Skip to main content

Grist - May 2019

Lawns do provide some benefits: Green spaces help reduce the urban heat island effect, lowering the temperature of the entire metro area. Lawns can help restore groundwater and reduce urban flooding, and because they’re plants, they help pull a small amount of carbon dioxide out of the air. Plus, they are generally pleasing places to play.

But, on balance, lawns are awful for the planet. Our addiction to lawns means that grass is the single largest irrigated agricultural “crop” in America, more than corn, wheat, and fruit orchards combined. A NASA-led study in 2005 found that there were 63,000 square miles of turf grass in the United States, covering an area larger than Georgia. Keeping all that grass alive can consume about 50-75 percent of a residence’s water.

Lawnmowers suck up gas and pollute the air: Every year, U.S. homeowners spill some 17 million gallons of gas while filling up mowers. We use tens of millions of pounds of chemical fertilizer and pesticides on our lawns.

All this effort, of course, isn’t cheap. Americans spend more than $36 billion every year on lawn care, four-and-a-half times more than the annual budget of the Environmental Protection Agency.

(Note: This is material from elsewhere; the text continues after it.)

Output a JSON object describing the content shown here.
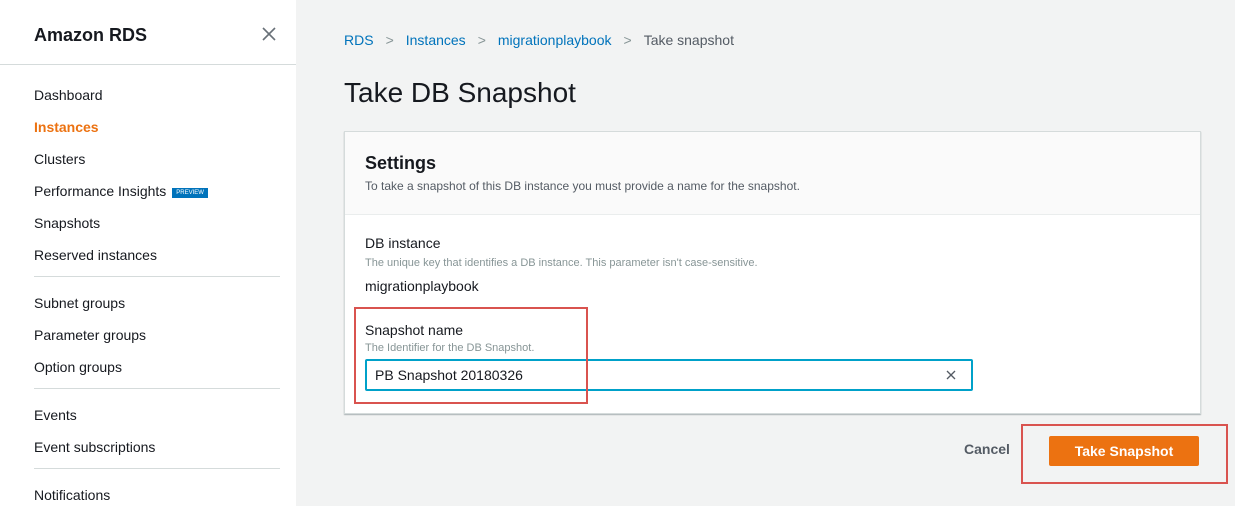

American lawns have so, so much potential — and right now, it’s going to waste. It’s time to culturally stigmatize the classic over-watered, over-fertilized, over-mowed American lawn — a symbol of excess that’s persisted for far too long.

Minnesota is one of the few places in the country where traditional turf grass can grow without much help, but it’s still no match for native grasses if your goal is to reduce your planetary impact. All grasses pull carbon dioxide out of the air and bury it underground, but native grasses have much deeper roots — and can store carbon much more efficiently.

In places like Southern California, there is no reason for conventional lawns to exist — and amid an ongoing megadrought, cities are offering buyouts for homeowners to convert their grass lawns into native vegetation or shaded, xeriscaped rock. ...
Read full article at Grist